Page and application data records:

* * * * *

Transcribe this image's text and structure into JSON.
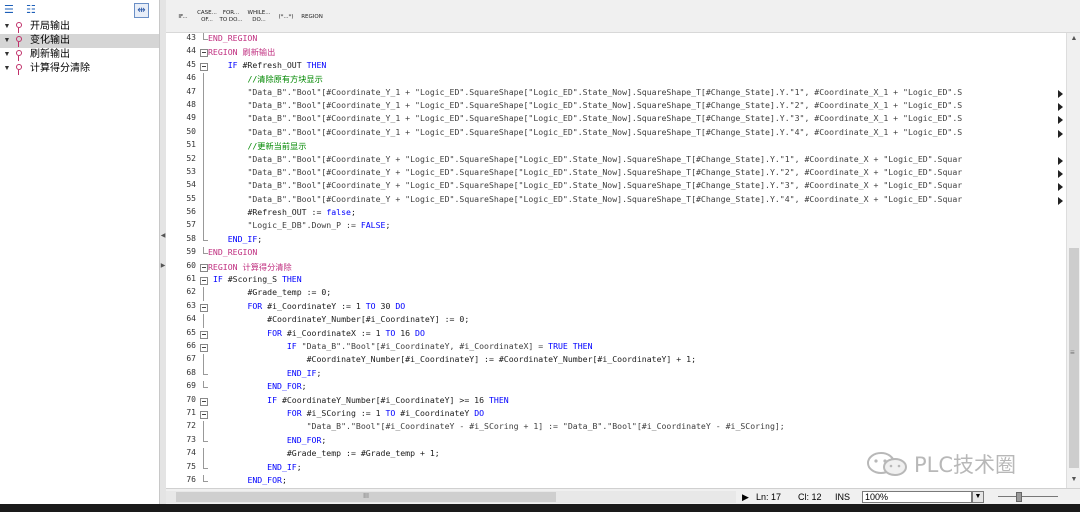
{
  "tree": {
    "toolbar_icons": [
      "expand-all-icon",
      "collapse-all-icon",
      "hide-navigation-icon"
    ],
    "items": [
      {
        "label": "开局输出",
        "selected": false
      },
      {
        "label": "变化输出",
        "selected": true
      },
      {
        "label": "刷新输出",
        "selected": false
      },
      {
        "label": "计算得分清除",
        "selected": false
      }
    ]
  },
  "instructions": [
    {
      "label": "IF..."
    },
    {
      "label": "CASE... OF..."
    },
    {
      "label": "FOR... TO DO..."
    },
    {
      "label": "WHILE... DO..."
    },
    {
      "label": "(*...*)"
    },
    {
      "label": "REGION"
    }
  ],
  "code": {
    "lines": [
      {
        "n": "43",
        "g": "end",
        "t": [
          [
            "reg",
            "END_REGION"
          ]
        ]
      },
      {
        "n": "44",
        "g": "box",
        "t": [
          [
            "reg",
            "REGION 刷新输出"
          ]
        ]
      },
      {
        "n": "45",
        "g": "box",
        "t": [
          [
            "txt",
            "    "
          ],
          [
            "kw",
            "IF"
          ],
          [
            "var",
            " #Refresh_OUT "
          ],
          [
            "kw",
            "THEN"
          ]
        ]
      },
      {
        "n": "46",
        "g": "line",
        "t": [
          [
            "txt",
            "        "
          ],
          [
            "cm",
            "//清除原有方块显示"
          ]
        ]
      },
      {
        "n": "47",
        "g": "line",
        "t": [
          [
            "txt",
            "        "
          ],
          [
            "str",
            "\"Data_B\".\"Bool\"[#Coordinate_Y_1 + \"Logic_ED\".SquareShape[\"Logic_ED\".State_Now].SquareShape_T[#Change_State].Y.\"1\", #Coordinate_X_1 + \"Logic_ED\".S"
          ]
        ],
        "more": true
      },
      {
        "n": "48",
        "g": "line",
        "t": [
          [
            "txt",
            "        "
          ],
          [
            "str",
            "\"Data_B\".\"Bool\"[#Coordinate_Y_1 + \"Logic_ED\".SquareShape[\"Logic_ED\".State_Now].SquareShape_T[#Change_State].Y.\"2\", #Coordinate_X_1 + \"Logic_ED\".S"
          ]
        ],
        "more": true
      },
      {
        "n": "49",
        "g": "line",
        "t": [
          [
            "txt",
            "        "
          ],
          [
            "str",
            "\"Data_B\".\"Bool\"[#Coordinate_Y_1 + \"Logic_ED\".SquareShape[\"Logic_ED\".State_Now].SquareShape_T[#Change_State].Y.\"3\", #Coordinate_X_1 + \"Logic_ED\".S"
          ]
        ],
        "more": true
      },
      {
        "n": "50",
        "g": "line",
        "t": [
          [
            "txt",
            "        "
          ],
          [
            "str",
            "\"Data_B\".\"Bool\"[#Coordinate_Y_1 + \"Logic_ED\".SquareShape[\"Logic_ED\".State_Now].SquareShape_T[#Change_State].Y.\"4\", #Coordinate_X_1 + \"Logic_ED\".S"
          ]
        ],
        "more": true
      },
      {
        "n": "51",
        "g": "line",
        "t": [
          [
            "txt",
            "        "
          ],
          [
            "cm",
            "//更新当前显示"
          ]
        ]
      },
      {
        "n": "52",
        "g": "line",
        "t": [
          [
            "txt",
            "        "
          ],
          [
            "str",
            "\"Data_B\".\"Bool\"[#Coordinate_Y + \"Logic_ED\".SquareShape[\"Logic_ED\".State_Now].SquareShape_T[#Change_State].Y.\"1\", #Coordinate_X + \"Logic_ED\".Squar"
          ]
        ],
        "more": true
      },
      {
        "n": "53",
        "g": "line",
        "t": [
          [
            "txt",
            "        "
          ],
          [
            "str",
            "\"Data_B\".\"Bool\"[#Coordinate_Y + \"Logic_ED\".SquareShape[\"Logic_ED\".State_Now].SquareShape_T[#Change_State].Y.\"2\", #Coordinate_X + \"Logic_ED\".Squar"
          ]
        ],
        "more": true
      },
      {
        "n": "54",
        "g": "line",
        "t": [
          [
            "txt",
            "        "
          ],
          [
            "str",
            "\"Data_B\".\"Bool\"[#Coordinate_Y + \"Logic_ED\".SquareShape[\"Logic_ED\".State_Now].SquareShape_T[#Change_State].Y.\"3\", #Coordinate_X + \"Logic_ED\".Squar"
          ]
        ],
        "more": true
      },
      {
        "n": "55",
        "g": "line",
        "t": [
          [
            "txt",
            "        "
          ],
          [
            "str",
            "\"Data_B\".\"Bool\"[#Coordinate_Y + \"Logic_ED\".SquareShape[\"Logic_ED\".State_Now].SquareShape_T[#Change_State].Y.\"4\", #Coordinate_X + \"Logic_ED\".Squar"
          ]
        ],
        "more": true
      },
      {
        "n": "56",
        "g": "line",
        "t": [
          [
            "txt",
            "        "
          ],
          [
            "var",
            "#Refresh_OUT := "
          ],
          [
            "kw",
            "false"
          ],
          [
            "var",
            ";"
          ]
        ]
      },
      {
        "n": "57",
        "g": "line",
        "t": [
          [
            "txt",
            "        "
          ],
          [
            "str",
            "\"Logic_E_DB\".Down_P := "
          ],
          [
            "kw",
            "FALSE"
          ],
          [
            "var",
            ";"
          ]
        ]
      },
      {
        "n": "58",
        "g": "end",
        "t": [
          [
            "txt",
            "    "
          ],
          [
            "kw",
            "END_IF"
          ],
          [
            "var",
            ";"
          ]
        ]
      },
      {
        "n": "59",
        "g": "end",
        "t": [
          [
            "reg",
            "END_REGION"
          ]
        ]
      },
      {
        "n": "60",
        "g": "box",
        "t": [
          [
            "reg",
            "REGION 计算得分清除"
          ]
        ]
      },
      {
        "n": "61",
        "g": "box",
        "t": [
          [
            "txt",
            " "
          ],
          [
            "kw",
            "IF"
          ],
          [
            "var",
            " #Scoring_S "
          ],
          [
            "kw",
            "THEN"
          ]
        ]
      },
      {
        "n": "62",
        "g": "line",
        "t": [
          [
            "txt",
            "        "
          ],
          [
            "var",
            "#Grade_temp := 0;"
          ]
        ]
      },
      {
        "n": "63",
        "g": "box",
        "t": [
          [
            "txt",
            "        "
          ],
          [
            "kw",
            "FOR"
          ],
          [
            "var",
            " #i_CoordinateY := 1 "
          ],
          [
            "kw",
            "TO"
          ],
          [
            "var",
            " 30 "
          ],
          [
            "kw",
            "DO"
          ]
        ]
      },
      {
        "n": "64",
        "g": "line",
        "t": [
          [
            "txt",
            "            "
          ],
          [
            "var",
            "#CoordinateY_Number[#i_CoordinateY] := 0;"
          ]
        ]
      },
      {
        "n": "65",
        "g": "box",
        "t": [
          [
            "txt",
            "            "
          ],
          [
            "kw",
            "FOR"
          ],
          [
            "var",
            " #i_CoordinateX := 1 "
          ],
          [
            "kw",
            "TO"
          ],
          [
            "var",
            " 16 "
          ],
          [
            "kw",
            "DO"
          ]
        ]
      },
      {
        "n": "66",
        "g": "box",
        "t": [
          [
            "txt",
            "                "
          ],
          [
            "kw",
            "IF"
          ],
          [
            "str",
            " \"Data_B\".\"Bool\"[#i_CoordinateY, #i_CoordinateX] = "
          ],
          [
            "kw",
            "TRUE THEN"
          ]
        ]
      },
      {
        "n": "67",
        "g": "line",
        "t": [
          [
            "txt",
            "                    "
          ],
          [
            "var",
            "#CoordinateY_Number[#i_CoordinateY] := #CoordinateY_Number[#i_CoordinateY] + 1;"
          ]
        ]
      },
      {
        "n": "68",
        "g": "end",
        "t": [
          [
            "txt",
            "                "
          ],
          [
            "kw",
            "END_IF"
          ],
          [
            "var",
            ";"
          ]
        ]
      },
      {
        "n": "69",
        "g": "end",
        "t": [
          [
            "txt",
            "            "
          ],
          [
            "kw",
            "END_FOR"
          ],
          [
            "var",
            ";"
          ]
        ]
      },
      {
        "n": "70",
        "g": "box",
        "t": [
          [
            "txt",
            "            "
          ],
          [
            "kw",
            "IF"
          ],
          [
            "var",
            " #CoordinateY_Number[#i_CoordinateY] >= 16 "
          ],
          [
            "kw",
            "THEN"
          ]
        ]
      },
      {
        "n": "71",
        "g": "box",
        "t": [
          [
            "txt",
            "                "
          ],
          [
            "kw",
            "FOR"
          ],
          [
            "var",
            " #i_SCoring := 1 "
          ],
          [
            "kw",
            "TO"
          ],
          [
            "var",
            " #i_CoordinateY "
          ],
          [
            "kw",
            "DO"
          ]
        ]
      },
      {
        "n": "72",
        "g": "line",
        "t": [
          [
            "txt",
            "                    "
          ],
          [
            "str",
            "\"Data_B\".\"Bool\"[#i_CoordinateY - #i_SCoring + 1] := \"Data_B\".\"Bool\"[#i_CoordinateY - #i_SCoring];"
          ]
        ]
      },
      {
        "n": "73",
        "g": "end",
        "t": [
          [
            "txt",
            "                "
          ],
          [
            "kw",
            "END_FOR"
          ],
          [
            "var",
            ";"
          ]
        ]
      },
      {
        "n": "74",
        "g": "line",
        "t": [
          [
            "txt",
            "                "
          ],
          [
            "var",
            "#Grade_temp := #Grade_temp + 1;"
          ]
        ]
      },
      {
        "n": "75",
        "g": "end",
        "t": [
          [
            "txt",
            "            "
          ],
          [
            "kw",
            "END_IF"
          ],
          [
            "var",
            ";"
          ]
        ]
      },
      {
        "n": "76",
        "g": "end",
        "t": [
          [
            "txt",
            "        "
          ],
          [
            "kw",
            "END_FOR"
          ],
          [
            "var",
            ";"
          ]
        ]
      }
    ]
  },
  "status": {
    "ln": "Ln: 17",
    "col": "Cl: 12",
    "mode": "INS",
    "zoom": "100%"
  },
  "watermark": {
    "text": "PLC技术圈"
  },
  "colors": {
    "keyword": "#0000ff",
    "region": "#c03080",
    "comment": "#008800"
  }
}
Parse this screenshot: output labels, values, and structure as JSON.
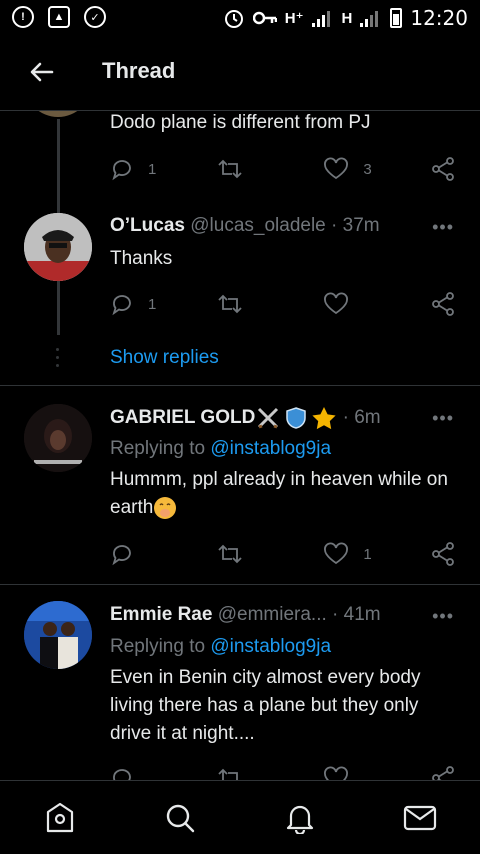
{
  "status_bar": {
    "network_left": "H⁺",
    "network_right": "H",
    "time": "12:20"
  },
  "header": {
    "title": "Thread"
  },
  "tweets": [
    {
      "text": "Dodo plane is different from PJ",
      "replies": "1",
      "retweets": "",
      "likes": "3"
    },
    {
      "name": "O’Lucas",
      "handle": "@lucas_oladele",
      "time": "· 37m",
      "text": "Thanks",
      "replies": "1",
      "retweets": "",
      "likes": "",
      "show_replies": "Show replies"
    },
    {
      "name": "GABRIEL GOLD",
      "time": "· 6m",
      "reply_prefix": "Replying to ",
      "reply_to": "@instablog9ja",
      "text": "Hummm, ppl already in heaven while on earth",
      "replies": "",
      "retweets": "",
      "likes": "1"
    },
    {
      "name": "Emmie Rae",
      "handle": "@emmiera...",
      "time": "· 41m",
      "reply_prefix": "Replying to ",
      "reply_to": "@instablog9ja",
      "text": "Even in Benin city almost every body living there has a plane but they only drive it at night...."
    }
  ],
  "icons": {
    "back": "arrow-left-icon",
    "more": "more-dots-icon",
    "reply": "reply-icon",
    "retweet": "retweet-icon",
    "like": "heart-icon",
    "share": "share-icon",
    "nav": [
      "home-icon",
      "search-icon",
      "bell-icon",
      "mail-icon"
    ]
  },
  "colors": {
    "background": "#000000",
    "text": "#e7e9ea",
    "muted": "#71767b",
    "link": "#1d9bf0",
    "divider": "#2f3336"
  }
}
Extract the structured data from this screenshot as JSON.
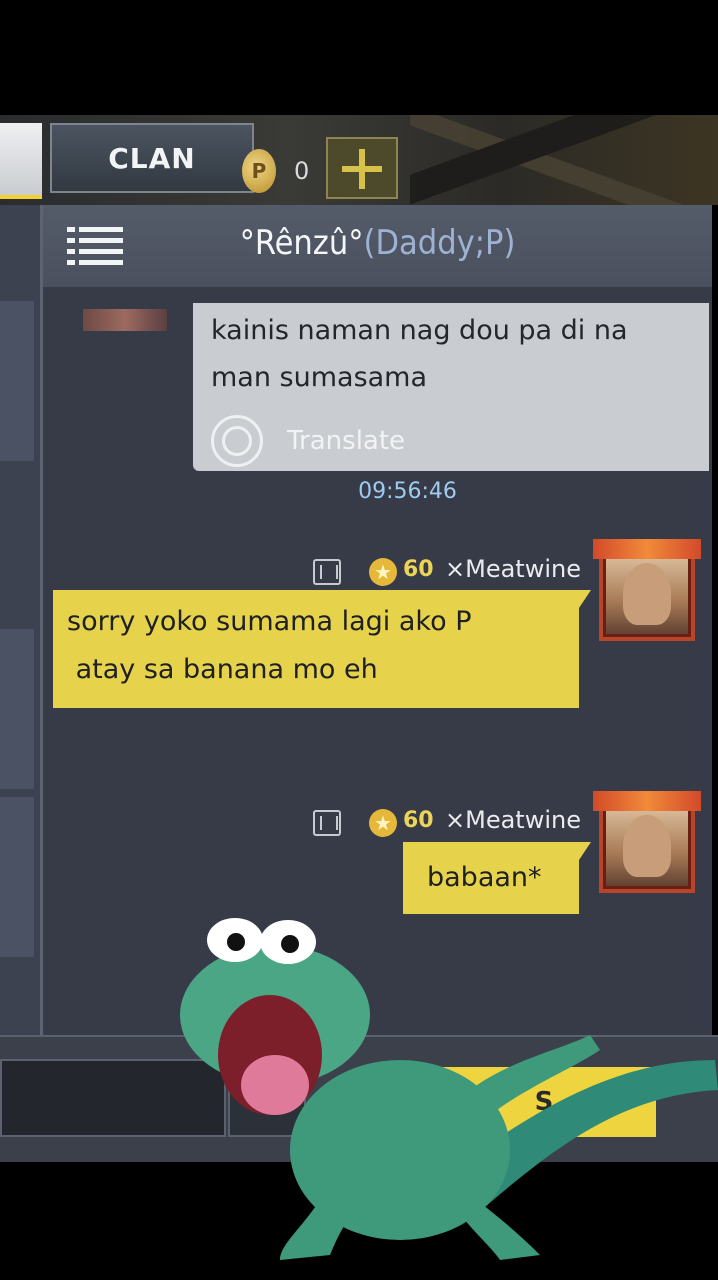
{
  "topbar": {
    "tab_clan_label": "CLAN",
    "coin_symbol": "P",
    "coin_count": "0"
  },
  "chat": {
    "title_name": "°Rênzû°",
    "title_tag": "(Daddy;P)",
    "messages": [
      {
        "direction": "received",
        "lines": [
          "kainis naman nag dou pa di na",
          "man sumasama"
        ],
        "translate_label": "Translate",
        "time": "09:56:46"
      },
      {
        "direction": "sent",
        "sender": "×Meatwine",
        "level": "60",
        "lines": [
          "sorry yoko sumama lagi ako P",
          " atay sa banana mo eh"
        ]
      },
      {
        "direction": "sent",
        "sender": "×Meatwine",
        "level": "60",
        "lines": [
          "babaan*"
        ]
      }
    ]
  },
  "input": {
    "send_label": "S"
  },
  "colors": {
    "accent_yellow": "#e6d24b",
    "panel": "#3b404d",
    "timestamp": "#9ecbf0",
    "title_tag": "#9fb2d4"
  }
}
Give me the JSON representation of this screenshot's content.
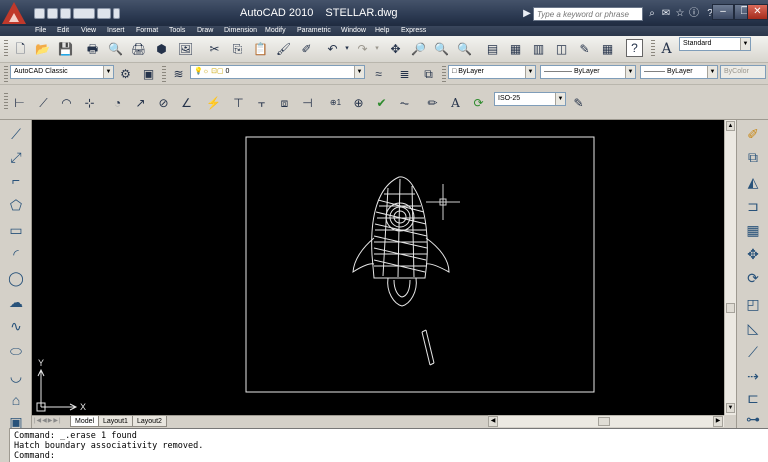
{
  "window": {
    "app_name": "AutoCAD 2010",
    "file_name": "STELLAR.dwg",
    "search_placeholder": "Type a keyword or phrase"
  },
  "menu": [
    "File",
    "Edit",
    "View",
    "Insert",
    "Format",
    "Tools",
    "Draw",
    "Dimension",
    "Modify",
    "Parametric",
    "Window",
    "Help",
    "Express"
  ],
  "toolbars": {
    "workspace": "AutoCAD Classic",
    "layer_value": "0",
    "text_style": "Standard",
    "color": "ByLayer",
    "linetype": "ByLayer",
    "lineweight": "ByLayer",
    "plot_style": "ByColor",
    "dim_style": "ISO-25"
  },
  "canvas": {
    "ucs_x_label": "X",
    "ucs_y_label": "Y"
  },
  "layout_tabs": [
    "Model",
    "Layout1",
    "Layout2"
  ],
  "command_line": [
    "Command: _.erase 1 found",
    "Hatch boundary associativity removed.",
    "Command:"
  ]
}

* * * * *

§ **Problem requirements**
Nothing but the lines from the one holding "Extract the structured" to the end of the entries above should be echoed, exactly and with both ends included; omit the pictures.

§ **Written solution**
Extract the structured data from this screenshot as JSON.
{
  "topbar": {
    "tab_clan_label": "CLAN",
    "coin_symbol": "P",
    "coin_count": "0"
  },
  "chat": {
    "title_name": "°Rênzû°",
    "title_tag": "(Daddy;P)",
    "messages": [
      {
        "direction": "received",
        "lines": [
          "kainis naman nag dou pa di na",
          "man sumasama"
        ],
        "translate_label": "Translate",
        "time": "09:56:46"
      },
      {
        "direction": "sent",
        "sender": "×Meatwine",
        "level": "60",
        "lines": [
          "sorry yoko sumama lagi ako P",
          " atay sa banana mo eh"
        ]
      },
      {
        "direction": "sent",
        "sender": "×Meatwine",
        "level": "60",
        "lines": [
          "babaan*"
        ]
      }
    ]
  },
  "input": {
    "send_label": "S"
  },
  "colors": {
    "accent_yellow": "#e6d24b",
    "panel": "#3b404d",
    "timestamp": "#9ecbf0",
    "title_tag": "#9fb2d4"
  }
}
Give me the JSON representation of this screenshot's content.
{
  "window": {
    "app_name": "AutoCAD 2010",
    "file_name": "STELLAR.dwg",
    "search_placeholder": "Type a keyword or phrase"
  },
  "menu": [
    "File",
    "Edit",
    "View",
    "Insert",
    "Format",
    "Tools",
    "Draw",
    "Dimension",
    "Modify",
    "Parametric",
    "Window",
    "Help",
    "Express"
  ],
  "toolbars": {
    "workspace": "AutoCAD Classic",
    "layer_value": "0",
    "text_style": "Standard",
    "color": "ByLayer",
    "linetype": "ByLayer",
    "lineweight": "ByLayer",
    "plot_style": "ByColor",
    "dim_style": "ISO-25"
  },
  "canvas": {
    "ucs_x_label": "X",
    "ucs_y_label": "Y"
  },
  "layout_tabs": [
    "Model",
    "Layout1",
    "Layout2"
  ],
  "command_line": [
    "Command: _.erase 1 found",
    "Hatch boundary associativity removed.",
    "Command:"
  ]
}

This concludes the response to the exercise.